It is refreshing that the private sector is sounding more pragmatic in its efforts to respond to the challenges posed by the ASEAN economic community: “At the onset, there are those that cannot compete and we should forget, some we can let go because they are already competitive, but the bulk is in the middle and that is what we should really help.” But then again, how do we think like MNCs? First we have to stop assuming that we can only market to Pinoys – its smacks of parochialism? Then we have to stop believing that we are inferior like we are in the local hierarchy when we are not the masters? And if we are able to think big, we don’t have to feel “kawawa”?

How do we think like an MNC? [It is not about government although in fairness government must make amends by demonstrating an honest-to-goodness commitment to infrastructure and good governance. But am I not being pragmatic and resorting to wishful thinking – or should we demand our public servants to resign en masse? As my daughter’s friend commented, their contemporaries who are now in government are as corrupt as their elders! What now and where to, Philippines?] As this blog has discussed numerous times, to think like an MNC is to commit to: investment and technology and innovation as well as people, product and market development. But as my wife would always remind me, “We Pinoys aren’t predisposed to investing in the first place. We are ‘sigurista’ [loosely translates to “no guts”] and that is reinforced by our success models from our cacique masters and reflected in PHL being an oligopoly.” Does it explain why we don’t have inclusive growth? And are we not party to the folly?

Of course, we could always resort to prayers? “Yes, Christ saved us. He is still helping us but He doesn’t work miracles to solve our own problems. We should save ourselves now.”
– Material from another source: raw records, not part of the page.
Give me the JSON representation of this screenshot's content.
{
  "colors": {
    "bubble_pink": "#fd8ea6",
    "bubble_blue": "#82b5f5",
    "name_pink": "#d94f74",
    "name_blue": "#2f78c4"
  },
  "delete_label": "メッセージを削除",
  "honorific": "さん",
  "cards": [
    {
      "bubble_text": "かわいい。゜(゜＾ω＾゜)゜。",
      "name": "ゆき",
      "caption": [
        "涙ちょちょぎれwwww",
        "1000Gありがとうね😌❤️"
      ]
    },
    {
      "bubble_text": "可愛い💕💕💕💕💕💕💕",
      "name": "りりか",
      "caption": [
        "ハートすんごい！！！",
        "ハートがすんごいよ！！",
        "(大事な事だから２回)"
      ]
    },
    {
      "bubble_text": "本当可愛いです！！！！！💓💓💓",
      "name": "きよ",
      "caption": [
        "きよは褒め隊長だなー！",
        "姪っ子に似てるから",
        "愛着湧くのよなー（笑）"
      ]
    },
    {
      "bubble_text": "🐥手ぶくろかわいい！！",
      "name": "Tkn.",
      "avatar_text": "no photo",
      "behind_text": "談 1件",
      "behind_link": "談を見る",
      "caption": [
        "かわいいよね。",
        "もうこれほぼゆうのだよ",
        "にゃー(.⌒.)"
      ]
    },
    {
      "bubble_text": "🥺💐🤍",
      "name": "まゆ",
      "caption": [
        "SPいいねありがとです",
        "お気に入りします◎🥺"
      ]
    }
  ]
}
Can Juan de la Cruz be pragmatic as the PCCI and Fr. San Luis implied?